- Work to complete: Where the string "title" appears in a line of the data, show that line.

- Records for the task:
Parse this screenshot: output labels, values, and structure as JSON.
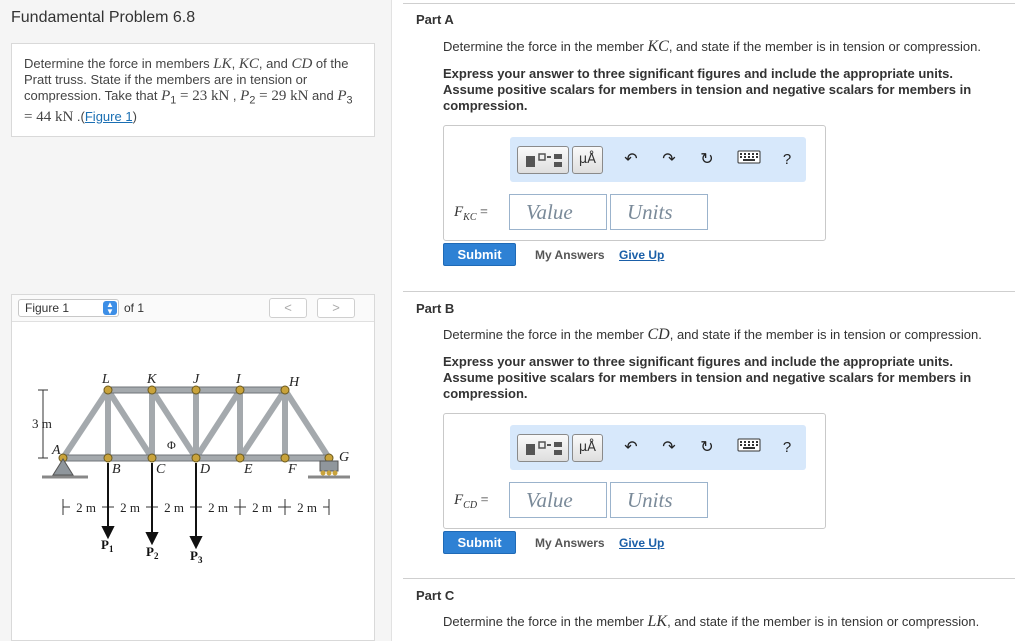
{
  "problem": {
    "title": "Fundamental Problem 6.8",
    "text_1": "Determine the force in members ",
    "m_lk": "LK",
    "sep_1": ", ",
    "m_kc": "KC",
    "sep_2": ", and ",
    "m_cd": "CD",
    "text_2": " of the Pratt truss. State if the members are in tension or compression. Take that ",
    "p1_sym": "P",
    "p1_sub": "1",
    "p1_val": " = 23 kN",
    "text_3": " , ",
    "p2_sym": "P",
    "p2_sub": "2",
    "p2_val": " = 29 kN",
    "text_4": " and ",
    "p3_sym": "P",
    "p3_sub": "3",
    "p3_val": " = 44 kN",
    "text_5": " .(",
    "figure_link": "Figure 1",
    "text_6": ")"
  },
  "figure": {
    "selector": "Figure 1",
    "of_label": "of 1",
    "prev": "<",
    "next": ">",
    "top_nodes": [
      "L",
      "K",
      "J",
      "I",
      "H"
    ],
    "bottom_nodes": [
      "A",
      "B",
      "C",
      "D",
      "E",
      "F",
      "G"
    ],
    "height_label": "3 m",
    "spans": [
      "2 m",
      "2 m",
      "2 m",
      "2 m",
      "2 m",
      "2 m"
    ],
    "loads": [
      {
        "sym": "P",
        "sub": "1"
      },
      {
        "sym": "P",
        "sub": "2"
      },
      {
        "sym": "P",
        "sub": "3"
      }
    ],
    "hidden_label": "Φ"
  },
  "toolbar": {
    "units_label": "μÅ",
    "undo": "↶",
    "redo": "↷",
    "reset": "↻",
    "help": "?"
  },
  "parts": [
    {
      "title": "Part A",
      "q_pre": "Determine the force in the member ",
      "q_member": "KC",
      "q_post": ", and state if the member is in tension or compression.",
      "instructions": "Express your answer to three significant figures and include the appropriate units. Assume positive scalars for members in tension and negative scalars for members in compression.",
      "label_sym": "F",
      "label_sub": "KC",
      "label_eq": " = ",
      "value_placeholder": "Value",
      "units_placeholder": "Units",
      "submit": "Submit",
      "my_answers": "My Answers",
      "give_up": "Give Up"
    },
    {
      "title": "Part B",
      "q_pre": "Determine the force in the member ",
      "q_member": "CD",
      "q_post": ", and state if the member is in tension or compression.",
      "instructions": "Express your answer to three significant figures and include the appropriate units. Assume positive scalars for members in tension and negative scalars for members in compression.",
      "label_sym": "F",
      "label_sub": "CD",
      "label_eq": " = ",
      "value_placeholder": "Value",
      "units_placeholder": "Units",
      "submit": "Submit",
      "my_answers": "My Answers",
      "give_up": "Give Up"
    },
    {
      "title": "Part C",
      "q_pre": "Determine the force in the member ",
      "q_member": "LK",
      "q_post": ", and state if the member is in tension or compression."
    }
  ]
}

- Result:
    "title": "Fundamental Problem 6.8",
      "title": "Part A",
      "title": "Part B",
      "title": "Part C",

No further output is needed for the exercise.